Recipients of the Royal Maundy coins are pensioners recommended for their service to the Church and the local community.
Each nominated recipient receives one white and one red purse. The red one contains a £5 coin and a 50p coin while the white purse contains uniquely minted silver Maundy coins.
The Queen has distributed the Maundy Money on all but four occasions since coming to the throne in 1952.
After the service, the monarch and her husband the Duke of Edinburgh signed a visitors' book in the cathedral before heading to Sheffield Town Hall for a lunch.
Britain's monarch has been attending the annual service for eight decades
The Queen's engagement in Sheffield came three days after she met with David Cameron to mark the official start of the election campaign.
In a ritual steeped in tradition, Mr Cameron asked the Queen for permission to dissolve Parliament ahead of the General Election on 7 May.
Once permission was granted, the Queen signed and sealed paperwork leading to the dissolution. Her Majesty then met with her Privy Council, which Deputy Prime Minister Nick Clegg is president of, for the signing of the documents.
Britain's royals will soon head to Windsor Castle to celebrate Easter.

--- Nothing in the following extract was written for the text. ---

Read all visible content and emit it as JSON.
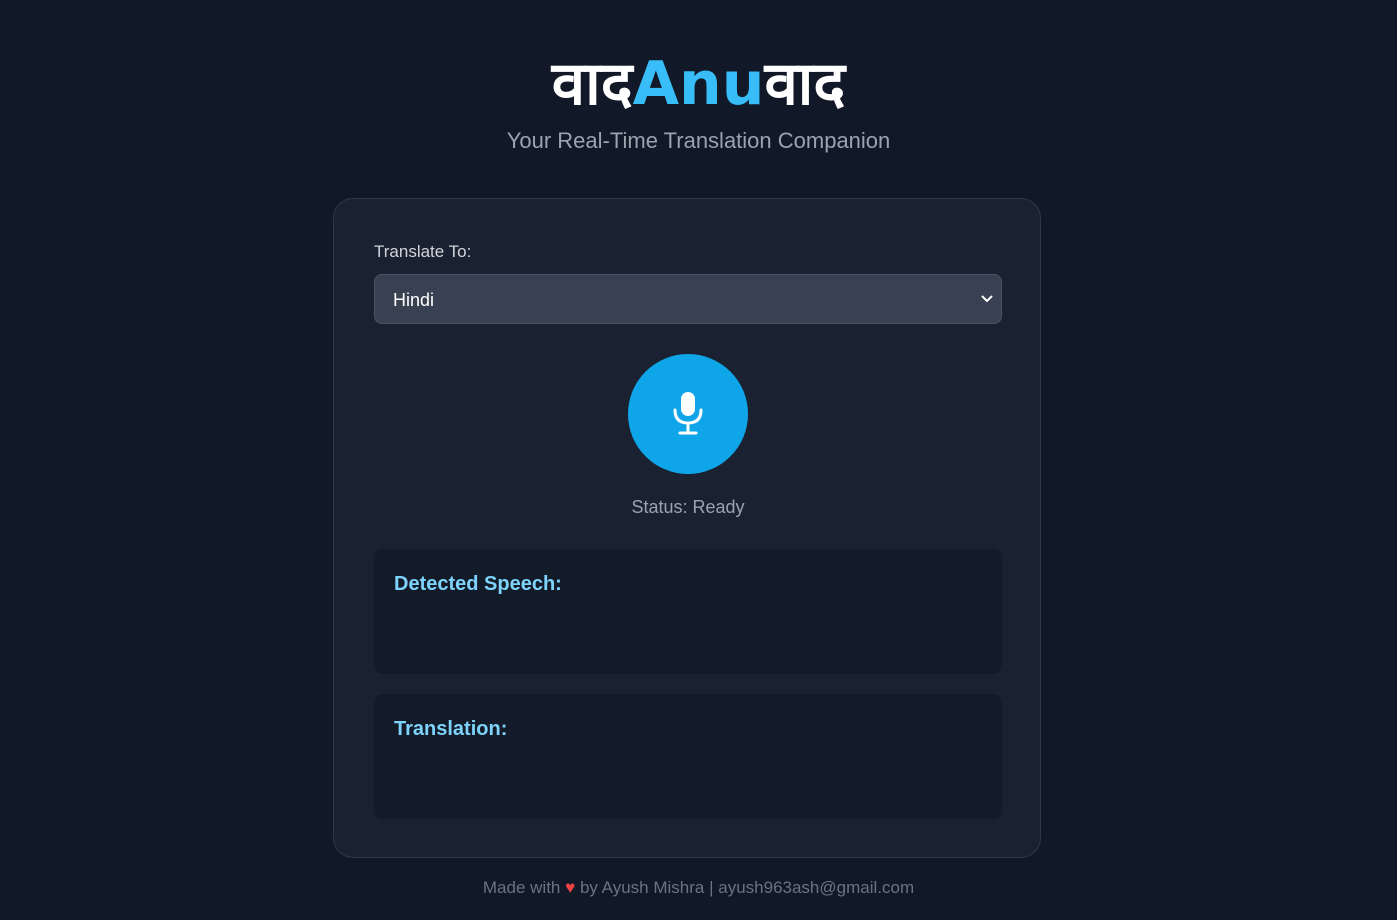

The Queen, Prince Philip and numerous members of the royal family will attend Sunday's Easter service at St George's Chapel.